With construction work continuing during the lockdown, the York Archaeological Trust (YAT) has remained busy. Since last September, they have been excavating and monitoring the North Annexe area of the city’s Guildhall during redevelopment of the site by VINCI Construction UK.
Archaeological work carried out by HS2 archaeologists at Wellwick Farm, Buckinghamshire, has uncovered evidence of activity at the site spanning 4,000 years, from the Neolithic to the medieval period, and including both ceremonial and domestic uses.
Research into the chemical processes that cause wood to degrade over time has uncovered new information vital to the conservation of the wreck of the Mary Rose.
Excavations in Whitechapel may have uncovered the remains of the first purpose-built Elizabethan playhouse, The Red Lion.
A project, headed by researchers from Trinity College Dublin, has sequenced the DNA of more than 40 individuals excavated from both Mesolithic and Neolithic funerary contexts across Ireland. The results illuminate not only the Irish transition to an agrarian way of life but also the social hierarchies that might have formed during this time.
Archaeological investigations 3km from Stonehenge have revealed a series of massive pits possibly representing a late Neolithic circular boundary centred on the Durrington Walls ‘superhenge’.
Two funds launched by Historic England have been helping to protect at-risk heritage sites and organisations during the COVID-19 pandemic.
A project investigating the archaeology of the River Boyne is revealing the river’s significance in the wider monumental landscape of Brú na Bóinne, Co. Meath.
Analysis of skeletons from a Dominican friary in Exeter has revealed new information about medieval arrow injuries.

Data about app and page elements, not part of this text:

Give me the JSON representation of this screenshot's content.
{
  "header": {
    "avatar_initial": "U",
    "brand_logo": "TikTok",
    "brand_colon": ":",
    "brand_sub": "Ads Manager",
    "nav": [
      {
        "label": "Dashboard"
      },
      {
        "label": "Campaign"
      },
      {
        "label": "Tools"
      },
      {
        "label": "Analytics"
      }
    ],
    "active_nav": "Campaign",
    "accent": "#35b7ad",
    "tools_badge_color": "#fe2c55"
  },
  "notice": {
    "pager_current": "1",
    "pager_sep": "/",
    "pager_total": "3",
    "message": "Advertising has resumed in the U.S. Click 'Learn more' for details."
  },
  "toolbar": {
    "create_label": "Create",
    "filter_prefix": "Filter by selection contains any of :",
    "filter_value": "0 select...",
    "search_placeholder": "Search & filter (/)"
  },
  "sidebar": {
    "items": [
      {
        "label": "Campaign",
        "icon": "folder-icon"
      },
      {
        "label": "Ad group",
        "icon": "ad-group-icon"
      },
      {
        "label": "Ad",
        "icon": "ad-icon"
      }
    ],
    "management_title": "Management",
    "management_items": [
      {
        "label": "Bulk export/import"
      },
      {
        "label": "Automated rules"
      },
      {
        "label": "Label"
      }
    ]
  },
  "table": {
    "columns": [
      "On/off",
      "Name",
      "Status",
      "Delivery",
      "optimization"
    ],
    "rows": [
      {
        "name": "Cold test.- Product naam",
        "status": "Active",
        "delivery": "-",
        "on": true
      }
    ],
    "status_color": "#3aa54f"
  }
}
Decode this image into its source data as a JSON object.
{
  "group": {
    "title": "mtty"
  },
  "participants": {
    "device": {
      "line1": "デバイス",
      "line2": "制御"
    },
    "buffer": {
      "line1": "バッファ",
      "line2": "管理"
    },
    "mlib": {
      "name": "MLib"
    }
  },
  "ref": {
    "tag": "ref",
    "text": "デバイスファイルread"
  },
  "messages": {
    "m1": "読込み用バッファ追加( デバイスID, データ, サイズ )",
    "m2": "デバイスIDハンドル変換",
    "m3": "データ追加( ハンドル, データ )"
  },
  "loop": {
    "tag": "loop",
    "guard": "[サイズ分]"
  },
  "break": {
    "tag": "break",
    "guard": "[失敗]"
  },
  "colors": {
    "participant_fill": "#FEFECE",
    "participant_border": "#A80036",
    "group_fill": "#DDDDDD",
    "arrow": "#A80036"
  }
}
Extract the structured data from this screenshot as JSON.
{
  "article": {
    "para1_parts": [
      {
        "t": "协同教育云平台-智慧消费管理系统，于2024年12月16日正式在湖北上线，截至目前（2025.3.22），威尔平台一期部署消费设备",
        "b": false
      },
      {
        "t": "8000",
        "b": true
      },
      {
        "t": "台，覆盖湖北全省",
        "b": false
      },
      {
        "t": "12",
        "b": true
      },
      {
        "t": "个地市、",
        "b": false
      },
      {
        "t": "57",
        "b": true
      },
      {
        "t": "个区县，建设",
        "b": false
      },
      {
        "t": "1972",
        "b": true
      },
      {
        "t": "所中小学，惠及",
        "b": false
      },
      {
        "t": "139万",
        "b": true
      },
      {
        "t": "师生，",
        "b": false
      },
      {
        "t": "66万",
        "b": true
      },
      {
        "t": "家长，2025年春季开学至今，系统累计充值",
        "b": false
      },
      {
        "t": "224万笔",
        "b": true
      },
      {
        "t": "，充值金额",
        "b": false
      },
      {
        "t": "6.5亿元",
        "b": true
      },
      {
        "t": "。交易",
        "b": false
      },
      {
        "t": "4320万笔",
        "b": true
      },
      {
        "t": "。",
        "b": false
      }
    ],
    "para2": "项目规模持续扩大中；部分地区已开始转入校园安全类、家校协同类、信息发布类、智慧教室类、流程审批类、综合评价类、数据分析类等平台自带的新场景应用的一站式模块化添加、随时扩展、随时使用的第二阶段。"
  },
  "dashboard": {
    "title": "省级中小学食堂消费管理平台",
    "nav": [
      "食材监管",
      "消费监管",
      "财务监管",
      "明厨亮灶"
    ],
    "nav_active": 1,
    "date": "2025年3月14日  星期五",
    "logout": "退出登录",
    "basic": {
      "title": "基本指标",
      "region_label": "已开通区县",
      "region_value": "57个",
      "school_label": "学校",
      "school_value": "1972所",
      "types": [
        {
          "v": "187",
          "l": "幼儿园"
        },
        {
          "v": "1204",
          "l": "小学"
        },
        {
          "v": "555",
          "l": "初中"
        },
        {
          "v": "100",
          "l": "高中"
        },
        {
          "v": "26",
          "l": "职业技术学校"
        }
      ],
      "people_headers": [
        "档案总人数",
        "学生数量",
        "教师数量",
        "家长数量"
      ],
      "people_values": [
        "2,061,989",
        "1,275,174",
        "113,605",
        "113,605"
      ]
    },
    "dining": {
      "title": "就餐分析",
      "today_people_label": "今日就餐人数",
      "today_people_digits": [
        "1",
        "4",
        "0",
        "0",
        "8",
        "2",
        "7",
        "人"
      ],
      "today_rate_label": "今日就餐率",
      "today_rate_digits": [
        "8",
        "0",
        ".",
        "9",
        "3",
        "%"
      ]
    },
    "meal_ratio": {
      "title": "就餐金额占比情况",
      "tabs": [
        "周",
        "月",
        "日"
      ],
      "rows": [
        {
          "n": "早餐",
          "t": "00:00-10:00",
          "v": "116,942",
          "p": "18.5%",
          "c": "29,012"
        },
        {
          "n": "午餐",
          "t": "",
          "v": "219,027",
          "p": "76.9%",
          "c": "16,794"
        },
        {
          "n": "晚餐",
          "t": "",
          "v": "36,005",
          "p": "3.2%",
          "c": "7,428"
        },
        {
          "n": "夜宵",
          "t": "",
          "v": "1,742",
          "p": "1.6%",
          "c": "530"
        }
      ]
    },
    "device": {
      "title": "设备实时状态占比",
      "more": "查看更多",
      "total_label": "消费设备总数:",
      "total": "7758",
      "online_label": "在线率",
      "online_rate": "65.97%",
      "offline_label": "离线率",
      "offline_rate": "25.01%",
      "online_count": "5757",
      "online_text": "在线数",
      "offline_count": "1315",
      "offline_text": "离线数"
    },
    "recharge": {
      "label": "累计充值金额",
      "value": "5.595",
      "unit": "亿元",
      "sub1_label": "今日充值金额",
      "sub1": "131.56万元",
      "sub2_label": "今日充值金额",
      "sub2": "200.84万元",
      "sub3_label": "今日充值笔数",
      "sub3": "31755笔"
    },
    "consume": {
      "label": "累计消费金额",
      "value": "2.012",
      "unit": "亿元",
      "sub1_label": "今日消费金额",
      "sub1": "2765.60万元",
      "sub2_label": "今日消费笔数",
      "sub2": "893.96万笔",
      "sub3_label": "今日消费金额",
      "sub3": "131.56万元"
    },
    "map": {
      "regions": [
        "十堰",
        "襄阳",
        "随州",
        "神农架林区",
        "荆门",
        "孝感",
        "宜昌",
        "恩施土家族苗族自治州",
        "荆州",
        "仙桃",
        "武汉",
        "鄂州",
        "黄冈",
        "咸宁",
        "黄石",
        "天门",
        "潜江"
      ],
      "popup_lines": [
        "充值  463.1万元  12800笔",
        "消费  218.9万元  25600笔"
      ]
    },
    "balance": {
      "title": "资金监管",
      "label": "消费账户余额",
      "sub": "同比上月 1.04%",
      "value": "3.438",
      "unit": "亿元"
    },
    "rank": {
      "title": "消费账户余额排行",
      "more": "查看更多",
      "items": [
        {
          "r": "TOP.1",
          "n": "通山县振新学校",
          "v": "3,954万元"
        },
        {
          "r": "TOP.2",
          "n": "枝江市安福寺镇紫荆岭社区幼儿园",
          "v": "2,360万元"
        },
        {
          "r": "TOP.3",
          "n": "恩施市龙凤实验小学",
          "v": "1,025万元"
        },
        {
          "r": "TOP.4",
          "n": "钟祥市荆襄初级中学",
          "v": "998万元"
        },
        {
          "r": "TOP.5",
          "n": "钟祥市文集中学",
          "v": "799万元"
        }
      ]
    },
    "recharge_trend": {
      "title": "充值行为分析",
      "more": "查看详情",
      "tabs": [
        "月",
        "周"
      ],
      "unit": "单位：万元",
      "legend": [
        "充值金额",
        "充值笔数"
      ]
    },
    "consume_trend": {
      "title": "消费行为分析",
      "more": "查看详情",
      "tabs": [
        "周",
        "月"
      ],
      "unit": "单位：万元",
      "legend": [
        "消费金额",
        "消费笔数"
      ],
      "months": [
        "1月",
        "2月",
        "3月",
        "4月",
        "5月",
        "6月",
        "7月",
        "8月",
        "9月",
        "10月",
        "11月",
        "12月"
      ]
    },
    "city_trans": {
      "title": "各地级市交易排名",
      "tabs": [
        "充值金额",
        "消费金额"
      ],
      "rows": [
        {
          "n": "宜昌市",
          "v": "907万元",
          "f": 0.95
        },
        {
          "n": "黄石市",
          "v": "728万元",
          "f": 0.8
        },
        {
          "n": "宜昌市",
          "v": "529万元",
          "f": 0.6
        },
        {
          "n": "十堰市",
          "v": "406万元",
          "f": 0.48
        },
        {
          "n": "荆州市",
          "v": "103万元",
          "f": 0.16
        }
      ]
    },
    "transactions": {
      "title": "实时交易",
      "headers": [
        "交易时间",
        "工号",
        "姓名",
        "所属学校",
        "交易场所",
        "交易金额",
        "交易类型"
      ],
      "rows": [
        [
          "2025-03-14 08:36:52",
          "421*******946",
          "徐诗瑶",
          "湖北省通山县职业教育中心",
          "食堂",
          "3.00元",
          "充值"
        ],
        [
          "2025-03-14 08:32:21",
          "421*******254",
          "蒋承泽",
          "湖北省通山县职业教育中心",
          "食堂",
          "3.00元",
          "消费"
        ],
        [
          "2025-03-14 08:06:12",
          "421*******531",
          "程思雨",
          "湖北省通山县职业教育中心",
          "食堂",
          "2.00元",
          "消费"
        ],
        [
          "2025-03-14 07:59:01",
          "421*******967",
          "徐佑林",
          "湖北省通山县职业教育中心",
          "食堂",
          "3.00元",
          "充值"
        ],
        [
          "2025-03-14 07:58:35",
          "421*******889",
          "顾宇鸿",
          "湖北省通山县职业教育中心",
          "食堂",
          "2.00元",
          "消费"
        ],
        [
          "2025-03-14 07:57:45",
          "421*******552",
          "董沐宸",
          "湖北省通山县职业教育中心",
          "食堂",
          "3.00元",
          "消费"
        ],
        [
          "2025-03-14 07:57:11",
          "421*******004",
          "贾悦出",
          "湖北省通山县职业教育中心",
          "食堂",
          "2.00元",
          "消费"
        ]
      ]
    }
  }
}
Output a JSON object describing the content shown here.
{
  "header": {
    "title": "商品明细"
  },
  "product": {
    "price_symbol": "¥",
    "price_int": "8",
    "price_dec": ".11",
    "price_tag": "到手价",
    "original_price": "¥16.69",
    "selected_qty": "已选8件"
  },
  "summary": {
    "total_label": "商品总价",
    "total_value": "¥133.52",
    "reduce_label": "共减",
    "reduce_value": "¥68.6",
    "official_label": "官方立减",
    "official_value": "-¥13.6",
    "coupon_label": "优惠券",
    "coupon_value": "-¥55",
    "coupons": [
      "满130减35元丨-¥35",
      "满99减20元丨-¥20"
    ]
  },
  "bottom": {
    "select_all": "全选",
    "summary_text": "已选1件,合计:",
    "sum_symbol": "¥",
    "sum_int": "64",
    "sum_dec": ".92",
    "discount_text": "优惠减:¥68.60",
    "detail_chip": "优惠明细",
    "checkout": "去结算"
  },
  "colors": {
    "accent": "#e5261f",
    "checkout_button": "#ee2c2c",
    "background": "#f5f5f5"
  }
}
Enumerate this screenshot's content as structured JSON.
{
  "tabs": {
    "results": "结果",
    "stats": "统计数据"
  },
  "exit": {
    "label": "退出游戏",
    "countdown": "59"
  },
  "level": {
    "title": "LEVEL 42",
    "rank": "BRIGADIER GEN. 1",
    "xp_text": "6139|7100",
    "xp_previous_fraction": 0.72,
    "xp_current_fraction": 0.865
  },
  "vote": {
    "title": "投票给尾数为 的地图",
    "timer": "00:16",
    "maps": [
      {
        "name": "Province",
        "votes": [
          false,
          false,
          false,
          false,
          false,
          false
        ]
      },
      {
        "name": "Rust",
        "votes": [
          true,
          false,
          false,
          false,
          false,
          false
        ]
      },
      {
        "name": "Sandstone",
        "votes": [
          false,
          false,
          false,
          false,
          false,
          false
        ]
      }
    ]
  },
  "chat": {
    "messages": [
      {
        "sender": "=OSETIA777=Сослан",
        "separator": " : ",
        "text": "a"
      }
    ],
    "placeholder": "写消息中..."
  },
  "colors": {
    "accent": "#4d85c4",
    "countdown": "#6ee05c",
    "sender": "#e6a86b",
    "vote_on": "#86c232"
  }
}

Volunteers examining aerial surveys from home have shed new light on previously unidentified archaeology in south-west England.